Related Topic in KAS Prelims Syllabus:
Indian Constitution, Political System and Governance [Paper-I]: Indian Constitution and its salient features, Public Policy and Governance
Information and Communications Technology [Paper-II]: Cyber Security concerns
- On October 2019, many publications reported that phones of several dozen Indian journalists, lawyers and human rights activists had been compromised using an invasive Israeli-developed malware called Pegasus.
- Messaging platform WhatsApp, through which the malware was disseminated, has reported that 121 individuals were targeted in India alone.
Is Surveillance illegal in India?
- There are legal routes to surveillance that can be conducted by the government.
- The laws governing this are the Indian Telegraph Act, 1885, which deals with interception of calls and the Information Technology (IT) Act, 2000, which deals with interception of data.
- Under both laws, under certain circumstances, only the government is permitted to conduct surveillance, and not private actors.
- Hacking is prohibited under the IT Act. Section 43 and Section 66 of the IT Act cover the civil and criminal offences of data theft and hacking respectively.
- Section 66B covers punishment for dishonestly receiving stolen computer resource or communication.
Checks and Balances
Indian Telegraph Act
- In 1996, the Supreme Court noted that there was a lack of procedural safeguards in the Indian Telegraph Act.
- It laid down some guidelines that were later codified into rules in 2007.
- This included a specific rule that orders on interceptions of communication should only be issued by the Secretary in the Ministry of Home Affairs.
Information Technology (IT) Act, 2000
- IT (Procedures and Safeguards for Interception, Monitoring and Decryption of Information) Rules were framed in 2009 under the IT Act.
- The rules state that only the competent authority can issue an order for the interception, monitoring or decryption of any information generated, transmitted, received or stored in any computer resource.
- The competent authority is the Union Home Secretary or State Secretaries in charge of the Home Departments.
Justice B.N. Srikrishna Committee
- In July 2017, the Government of India appointed a 10-member Committee of Experts headed by Justice B.N. Srikrishna “to identify key data protection issues in India and recommend methods of addressing them”.
- It held public hearings across India and submitted a draft data protection law in 2018 which Parliament is yet to enact.
Supreme Court verdict on Privacy
SC in a landmark decision in August, 2017 (Justice K. S. Puttaswamy (Retd.) and Anr. vs Union of India and Others) unanimously upheld right to privacy as a fundamental right under Articles 14, 19 and 21 of the Constitution.
- In October 2019, the U.K.-based security firm Comparitech conducted a survey of 47 countries to see where governments are failing to protect privacy or are creating surveillance states.
- They found that only five countries had “adequate safeguards” and most countries are actively conducting surveillance on citizens and sharing information about them.
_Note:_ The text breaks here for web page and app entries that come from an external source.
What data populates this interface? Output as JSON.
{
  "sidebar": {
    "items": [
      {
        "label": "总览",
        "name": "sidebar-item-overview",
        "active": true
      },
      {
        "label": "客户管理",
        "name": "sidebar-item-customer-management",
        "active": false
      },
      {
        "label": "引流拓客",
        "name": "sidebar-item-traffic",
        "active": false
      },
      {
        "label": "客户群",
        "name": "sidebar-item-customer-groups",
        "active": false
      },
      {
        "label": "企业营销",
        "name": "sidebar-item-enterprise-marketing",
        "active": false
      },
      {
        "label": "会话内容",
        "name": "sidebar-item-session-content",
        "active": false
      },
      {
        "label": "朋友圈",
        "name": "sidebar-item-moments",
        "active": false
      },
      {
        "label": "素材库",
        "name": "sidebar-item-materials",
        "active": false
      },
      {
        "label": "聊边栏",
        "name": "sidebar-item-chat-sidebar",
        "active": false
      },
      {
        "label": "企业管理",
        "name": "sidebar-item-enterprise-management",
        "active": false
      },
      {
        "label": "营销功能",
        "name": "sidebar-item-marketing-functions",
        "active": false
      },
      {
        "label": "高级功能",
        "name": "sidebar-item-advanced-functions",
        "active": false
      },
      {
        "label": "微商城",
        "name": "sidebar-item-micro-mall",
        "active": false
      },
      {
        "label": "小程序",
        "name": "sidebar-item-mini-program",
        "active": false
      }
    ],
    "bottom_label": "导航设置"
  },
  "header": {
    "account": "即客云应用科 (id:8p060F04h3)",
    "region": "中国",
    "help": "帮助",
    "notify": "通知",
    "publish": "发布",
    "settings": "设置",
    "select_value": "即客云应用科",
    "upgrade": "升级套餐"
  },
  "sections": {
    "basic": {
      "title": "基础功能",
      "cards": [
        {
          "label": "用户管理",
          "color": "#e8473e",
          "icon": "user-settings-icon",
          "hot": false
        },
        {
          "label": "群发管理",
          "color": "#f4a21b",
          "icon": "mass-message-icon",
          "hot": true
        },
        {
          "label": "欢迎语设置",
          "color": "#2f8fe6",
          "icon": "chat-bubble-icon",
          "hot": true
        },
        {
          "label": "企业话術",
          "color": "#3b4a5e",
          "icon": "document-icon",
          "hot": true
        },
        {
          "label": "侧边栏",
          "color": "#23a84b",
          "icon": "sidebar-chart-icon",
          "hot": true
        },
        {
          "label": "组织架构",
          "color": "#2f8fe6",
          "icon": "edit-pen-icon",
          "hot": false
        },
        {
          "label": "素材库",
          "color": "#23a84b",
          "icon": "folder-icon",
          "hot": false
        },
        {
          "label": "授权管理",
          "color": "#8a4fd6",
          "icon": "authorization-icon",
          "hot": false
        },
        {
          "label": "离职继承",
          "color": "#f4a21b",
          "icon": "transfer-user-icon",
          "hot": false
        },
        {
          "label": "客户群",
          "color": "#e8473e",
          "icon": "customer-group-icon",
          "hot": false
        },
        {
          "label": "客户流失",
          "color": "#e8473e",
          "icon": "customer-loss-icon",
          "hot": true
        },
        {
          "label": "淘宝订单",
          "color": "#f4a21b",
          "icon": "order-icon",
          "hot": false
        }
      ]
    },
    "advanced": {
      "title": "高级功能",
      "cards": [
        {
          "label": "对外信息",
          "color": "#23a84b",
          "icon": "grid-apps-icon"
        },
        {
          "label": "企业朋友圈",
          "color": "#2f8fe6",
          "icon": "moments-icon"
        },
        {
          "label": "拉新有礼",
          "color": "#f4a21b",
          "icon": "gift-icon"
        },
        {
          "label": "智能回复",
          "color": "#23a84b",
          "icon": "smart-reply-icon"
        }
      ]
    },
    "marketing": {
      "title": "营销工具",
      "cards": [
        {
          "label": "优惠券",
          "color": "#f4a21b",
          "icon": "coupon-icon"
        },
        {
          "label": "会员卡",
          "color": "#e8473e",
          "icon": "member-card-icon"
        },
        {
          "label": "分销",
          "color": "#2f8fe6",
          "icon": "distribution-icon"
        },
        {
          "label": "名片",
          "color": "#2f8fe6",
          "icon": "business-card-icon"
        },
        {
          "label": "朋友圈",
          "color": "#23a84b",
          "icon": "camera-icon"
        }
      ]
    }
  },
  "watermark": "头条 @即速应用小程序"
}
- China and Russia featured as the top two worst offenders on the list.
- India was featured as the third worst offender because the country’s data protection bill is yet to take effect and there isn’t a data protection authority in place.